THE PROBLEM: Output the data that follows, keeping every line identical.

EXTRACTED INFORMATION:

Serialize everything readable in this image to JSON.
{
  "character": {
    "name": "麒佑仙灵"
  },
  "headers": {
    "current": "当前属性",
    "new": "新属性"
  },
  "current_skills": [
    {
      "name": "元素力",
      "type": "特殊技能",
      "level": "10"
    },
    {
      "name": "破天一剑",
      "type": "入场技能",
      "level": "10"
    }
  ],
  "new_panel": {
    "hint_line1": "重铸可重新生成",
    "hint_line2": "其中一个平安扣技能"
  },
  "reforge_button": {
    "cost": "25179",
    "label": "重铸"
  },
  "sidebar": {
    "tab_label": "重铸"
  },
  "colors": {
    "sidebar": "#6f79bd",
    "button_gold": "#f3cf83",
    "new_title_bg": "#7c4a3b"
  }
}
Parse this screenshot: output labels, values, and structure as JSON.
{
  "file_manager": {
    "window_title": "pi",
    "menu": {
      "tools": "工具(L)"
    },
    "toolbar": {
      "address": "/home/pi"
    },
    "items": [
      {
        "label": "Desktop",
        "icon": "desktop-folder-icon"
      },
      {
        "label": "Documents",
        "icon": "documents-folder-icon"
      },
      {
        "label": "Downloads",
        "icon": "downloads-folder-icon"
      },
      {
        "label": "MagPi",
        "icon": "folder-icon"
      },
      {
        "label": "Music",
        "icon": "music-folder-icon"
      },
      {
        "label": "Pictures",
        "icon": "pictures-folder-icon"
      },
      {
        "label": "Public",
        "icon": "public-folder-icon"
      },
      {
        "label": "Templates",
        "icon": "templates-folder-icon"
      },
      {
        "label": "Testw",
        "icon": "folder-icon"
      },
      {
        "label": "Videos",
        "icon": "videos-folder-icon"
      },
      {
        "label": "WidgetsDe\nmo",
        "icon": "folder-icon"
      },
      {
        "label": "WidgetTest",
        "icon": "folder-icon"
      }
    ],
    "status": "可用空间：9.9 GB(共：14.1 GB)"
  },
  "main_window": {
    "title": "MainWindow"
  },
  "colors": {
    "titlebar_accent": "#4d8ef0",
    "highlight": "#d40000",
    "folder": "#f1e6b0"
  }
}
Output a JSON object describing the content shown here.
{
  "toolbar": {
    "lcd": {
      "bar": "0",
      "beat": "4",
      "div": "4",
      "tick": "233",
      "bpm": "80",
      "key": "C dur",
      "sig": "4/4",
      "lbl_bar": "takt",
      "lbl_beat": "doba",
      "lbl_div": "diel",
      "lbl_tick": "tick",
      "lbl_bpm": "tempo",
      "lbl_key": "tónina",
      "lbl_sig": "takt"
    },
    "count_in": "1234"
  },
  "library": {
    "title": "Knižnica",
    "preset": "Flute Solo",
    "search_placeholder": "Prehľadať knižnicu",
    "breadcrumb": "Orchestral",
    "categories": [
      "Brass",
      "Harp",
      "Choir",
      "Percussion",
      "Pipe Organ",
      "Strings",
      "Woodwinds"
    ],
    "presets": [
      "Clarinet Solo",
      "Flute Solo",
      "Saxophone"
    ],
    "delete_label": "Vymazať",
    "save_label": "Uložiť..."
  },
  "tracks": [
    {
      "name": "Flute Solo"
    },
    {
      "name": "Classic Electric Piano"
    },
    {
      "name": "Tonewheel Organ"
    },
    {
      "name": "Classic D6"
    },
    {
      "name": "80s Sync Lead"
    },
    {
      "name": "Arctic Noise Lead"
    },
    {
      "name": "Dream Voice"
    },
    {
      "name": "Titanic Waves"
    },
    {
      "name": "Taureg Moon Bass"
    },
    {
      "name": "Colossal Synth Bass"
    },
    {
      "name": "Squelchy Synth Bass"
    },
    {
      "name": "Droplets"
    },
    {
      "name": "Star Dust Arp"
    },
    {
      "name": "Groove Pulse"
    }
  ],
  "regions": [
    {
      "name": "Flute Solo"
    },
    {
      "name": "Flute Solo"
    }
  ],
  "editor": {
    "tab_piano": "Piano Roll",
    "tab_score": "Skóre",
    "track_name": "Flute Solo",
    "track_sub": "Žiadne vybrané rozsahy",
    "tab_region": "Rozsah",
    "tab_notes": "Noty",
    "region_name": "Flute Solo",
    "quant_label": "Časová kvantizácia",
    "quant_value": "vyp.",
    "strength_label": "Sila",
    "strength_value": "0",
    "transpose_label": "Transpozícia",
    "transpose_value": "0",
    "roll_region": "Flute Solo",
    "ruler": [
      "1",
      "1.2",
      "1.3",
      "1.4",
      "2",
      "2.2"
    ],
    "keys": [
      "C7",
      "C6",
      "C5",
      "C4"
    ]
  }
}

ANSWER BELOW:
Serialize everything readable in this image to JSON.
{
  "character": {
    "name": "麒佑仙灵"
  },
  "headers": {
    "current": "当前属性",
    "new": "新属性"
  },
  "current_skills": [
    {
      "name": "元素力",
      "type": "特殊技能",
      "level": "10"
    },
    {
      "name": "破天一剑",
      "type": "入场技能",
      "level": "10"
    }
  ],
  "new_panel": {
    "hint_line1": "重铸可重新生成",
    "hint_line2": "其中一个平安扣技能"
  },
  "reforge_button": {
    "cost": "25179",
    "label": "重铸"
  },
  "sidebar": {
    "tab_label": "重铸"
  },
  "colors": {
    "sidebar": "#6f79bd",
    "button_gold": "#f3cf83",
    "new_title_bg": "#7c4a3b"
  }
}
Parse this screenshot: output labels, values, and structure as JSON.
{
  "file_manager": {
    "window_title": "pi",
    "menu": {
      "tools": "工具(L)"
    },
    "toolbar": {
      "address": "/home/pi"
    },
    "items": [
      {
        "label": "Desktop",
        "icon": "desktop-folder-icon"
      },
      {
        "label": "Documents",
        "icon": "documents-folder-icon"
      },
      {
        "label": "Downloads",
        "icon": "downloads-folder-icon"
      },
      {
        "label": "MagPi",
        "icon": "folder-icon"
      },
      {
        "label": "Music",
        "icon": "music-folder-icon"
      },
      {
        "label": "Pictures",
        "icon": "pictures-folder-icon"
      },
      {
        "label": "Public",
        "icon": "public-folder-icon"
      },
      {
        "label": "Templates",
        "icon": "templates-folder-icon"
      },
      {
        "label": "Testw",
        "icon": "folder-icon"
      },
      {
        "label": "Videos",
        "icon": "videos-folder-icon"
      },
      {
        "label": "WidgetsDe\nmo",
        "icon": "folder-icon"
      },
      {
        "label": "WidgetTest",
        "icon": "folder-icon"
      }
    ],
    "status": "可用空间：9.9 GB(共：14.1 GB)"
  },
  "main_window": {
    "title": "MainWindow"
  },
  "colors": {
    "titlebar_accent": "#4d8ef0",
    "highlight": "#d40000",
    "folder": "#f1e6b0"
  }
}
Output a JSON object describing the content shown here.
{
  "toolbar": {
    "lcd": {
      "bar": "0",
      "beat": "4",
      "div": "4",
      "tick": "233",
      "bpm": "80",
      "key": "C dur",
      "sig": "4/4",
      "lbl_bar": "takt",
      "lbl_beat": "doba",
      "lbl_div": "diel",
      "lbl_tick": "tick",
      "lbl_bpm": "tempo",
      "lbl_key": "tónina",
      "lbl_sig": "takt"
    },
    "count_in": "1234"
  },
  "library": {
    "title": "Knižnica",
    "preset": "Flute Solo",
    "search_placeholder": "Prehľadať knižnicu",
    "breadcrumb": "Orchestral",
    "categories": [
      "Brass",
      "Harp",
      "Choir",
      "Percussion",
      "Pipe Organ",
      "Strings",
      "Woodwinds"
    ],
    "presets": [
      "Clarinet Solo",
      "Flute Solo",
      "Saxophone"
    ],
    "delete_label": "Vymazať",
    "save_label": "Uložiť..."
  },
  "tracks": [
    {
      "name": "Flute Solo"
    },
    {
      "name": "Classic Electric Piano"
    },
    {
      "name": "Tonewheel Organ"
    },
    {
      "name": "Classic D6"
    },
    {
      "name": "80s Sync Lead"
    },
    {
      "name": "Arctic Noise Lead"
    },
    {
      "name": "Dream Voice"
    },
    {
      "name": "Titanic Waves"
    },
    {
      "name": "Taureg Moon Bass"
    },
    {
      "name": "Colossal Synth Bass"
    },
    {
      "name": "Squelchy Synth Bass"
    },
    {
      "name": "Droplets"
    },
    {
      "name": "Star Dust Arp"
    },
    {
      "name": "Groove Pulse"
    }
  ],
  "regions": [
    {
      "name": "Flute Solo"
    },
    {
      "name": "Flute Solo"
    }
  ],
  "editor": {
    "tab_piano": "Piano Roll",
    "tab_score": "Skóre",
    "track_name": "Flute Solo",
    "track_sub": "Žiadne vybrané rozsahy",
    "tab_region": "Rozsah",
    "tab_notes": "Noty",
    "region_name": "Flute Solo",
    "quant_label": "Časová kvantizácia",
    "quant_value": "vyp.",
    "strength_label": "Sila",
    "strength_value": "0",
    "transpose_label": "Transpozícia",
    "transpose_value": "0",
    "roll_region": "Flute Solo",
    "ruler": [
      "1",
      "1.2",
      "1.3",
      "1.4",
      "2",
      "2.2"
    ],
    "keys": [
      "C7",
      "C6",
      "C5",
      "C4"
    ]
  }
}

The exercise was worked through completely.